Directions for this task:
Please read the records below and return each line holding the string "calendar".

━━━

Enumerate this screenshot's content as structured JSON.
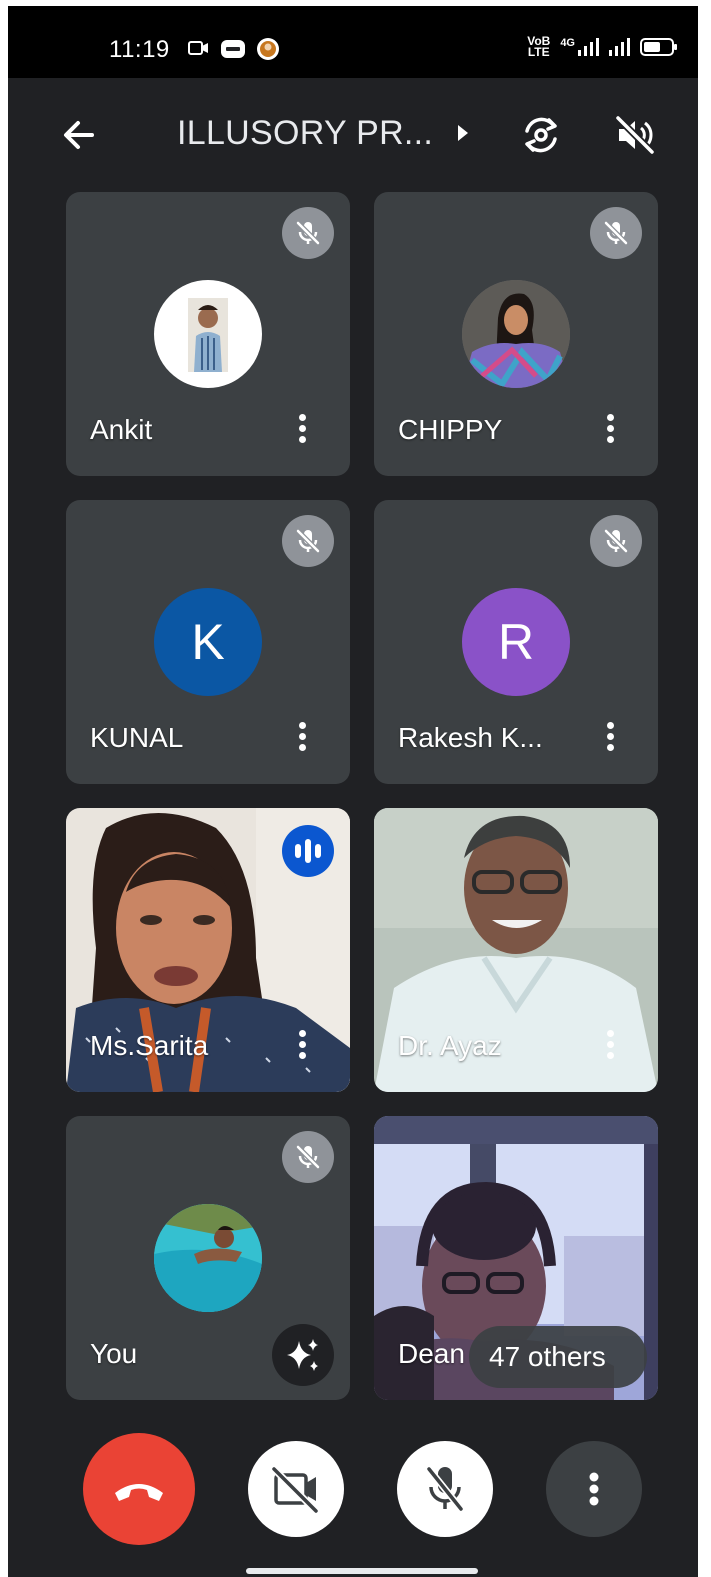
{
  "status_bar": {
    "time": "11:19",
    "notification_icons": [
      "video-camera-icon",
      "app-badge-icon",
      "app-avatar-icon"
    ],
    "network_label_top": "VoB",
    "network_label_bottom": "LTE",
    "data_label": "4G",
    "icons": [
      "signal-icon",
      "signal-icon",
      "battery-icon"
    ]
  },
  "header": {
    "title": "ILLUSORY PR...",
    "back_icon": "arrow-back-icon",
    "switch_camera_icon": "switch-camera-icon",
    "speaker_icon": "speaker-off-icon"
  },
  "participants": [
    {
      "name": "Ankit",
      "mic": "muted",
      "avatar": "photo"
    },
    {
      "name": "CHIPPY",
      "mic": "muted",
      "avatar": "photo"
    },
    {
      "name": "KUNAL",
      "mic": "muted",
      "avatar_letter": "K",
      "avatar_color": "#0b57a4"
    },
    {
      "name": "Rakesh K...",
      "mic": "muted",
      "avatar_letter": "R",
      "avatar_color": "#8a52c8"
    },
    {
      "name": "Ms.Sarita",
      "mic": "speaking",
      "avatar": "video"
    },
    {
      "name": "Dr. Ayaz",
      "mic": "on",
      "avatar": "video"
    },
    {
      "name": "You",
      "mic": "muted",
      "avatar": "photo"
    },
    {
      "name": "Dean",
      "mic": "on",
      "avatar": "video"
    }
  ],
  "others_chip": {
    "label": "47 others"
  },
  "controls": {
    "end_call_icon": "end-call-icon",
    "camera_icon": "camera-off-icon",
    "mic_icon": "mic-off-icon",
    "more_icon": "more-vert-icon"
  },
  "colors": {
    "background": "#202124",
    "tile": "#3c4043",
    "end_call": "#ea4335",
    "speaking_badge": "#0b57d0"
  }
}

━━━

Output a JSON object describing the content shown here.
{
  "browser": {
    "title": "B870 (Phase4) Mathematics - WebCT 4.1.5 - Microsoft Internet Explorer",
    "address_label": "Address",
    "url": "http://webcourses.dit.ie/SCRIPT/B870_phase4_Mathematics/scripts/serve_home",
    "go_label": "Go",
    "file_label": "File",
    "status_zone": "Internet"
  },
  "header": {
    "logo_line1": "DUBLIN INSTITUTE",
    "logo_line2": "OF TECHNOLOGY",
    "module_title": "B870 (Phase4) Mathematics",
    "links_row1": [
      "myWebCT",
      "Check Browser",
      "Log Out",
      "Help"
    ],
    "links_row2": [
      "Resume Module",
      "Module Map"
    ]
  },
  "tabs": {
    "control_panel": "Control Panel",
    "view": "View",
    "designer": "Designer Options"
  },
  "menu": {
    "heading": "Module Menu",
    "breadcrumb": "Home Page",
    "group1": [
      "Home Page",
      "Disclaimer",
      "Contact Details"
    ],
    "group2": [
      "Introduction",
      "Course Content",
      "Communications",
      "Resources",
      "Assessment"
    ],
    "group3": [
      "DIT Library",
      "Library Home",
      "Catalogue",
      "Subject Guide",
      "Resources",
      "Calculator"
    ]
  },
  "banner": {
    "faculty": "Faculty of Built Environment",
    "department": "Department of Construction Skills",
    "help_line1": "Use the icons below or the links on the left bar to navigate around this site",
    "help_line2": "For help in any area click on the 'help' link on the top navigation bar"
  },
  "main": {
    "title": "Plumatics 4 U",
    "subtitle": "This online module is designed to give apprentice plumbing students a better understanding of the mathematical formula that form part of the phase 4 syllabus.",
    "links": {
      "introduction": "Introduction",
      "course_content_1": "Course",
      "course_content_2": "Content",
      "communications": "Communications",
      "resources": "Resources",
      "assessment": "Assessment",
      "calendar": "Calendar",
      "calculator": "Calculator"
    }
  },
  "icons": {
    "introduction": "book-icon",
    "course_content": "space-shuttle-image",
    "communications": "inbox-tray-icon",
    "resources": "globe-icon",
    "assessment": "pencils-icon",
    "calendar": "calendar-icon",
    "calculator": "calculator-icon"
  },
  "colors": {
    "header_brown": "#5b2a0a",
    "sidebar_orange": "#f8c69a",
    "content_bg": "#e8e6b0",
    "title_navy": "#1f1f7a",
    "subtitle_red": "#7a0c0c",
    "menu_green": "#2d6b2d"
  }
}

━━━

Answer space:
      "calendar": "Calendar",
    "calendar": "calendar-icon",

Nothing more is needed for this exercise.